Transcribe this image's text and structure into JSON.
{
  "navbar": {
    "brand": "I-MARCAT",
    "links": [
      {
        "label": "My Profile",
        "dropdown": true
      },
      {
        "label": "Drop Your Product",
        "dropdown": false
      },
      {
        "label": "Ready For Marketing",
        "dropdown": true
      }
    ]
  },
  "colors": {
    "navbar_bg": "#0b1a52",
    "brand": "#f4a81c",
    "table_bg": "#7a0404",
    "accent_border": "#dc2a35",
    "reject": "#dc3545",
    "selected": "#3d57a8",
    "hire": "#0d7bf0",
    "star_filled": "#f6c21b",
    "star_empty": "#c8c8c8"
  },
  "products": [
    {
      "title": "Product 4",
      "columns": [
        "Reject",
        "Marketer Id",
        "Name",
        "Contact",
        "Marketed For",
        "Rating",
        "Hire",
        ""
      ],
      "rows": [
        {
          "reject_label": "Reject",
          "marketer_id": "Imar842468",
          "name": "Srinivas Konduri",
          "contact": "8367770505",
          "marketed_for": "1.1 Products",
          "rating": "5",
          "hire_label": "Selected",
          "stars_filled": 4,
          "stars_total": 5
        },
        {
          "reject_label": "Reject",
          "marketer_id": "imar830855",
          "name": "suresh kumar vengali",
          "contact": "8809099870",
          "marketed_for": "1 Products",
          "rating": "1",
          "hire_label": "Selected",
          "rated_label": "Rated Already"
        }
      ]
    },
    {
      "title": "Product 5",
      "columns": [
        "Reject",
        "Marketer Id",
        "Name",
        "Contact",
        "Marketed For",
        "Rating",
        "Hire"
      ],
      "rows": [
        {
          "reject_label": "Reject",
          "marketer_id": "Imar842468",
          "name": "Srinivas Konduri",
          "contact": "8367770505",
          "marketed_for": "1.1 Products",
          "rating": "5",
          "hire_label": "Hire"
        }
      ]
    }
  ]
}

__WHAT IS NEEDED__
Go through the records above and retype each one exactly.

__SOLUTION FOR THIS TASK__
Transcribe this image's text and structure into JSON.
{
  "navbar": {
    "brand": "I-MARCAT",
    "links": [
      {
        "label": "My Profile",
        "dropdown": true
      },
      {
        "label": "Drop Your Product",
        "dropdown": false
      },
      {
        "label": "Ready For Marketing",
        "dropdown": true
      }
    ]
  },
  "colors": {
    "navbar_bg": "#0b1a52",
    "brand": "#f4a81c",
    "table_bg": "#7a0404",
    "accent_border": "#dc2a35",
    "reject": "#dc3545",
    "selected": "#3d57a8",
    "hire": "#0d7bf0",
    "star_filled": "#f6c21b",
    "star_empty": "#c8c8c8"
  },
  "products": [
    {
      "title": "Product 4",
      "columns": [
        "Reject",
        "Marketer Id",
        "Name",
        "Contact",
        "Marketed For",
        "Rating",
        "Hire",
        ""
      ],
      "rows": [
        {
          "reject_label": "Reject",
          "marketer_id": "Imar842468",
          "name": "Srinivas Konduri",
          "contact": "8367770505",
          "marketed_for": "1.1 Products",
          "rating": "5",
          "hire_label": "Selected",
          "stars_filled": 4,
          "stars_total": 5
        },
        {
          "reject_label": "Reject",
          "marketer_id": "imar830855",
          "name": "suresh kumar vengali",
          "contact": "8809099870",
          "marketed_for": "1 Products",
          "rating": "1",
          "hire_label": "Selected",
          "rated_label": "Rated Already"
        }
      ]
    },
    {
      "title": "Product 5",
      "columns": [
        "Reject",
        "Marketer Id",
        "Name",
        "Contact",
        "Marketed For",
        "Rating",
        "Hire"
      ],
      "rows": [
        {
          "reject_label": "Reject",
          "marketer_id": "Imar842468",
          "name": "Srinivas Konduri",
          "contact": "8367770505",
          "marketed_for": "1.1 Products",
          "rating": "5",
          "hire_label": "Hire"
        }
      ]
    }
  ]
}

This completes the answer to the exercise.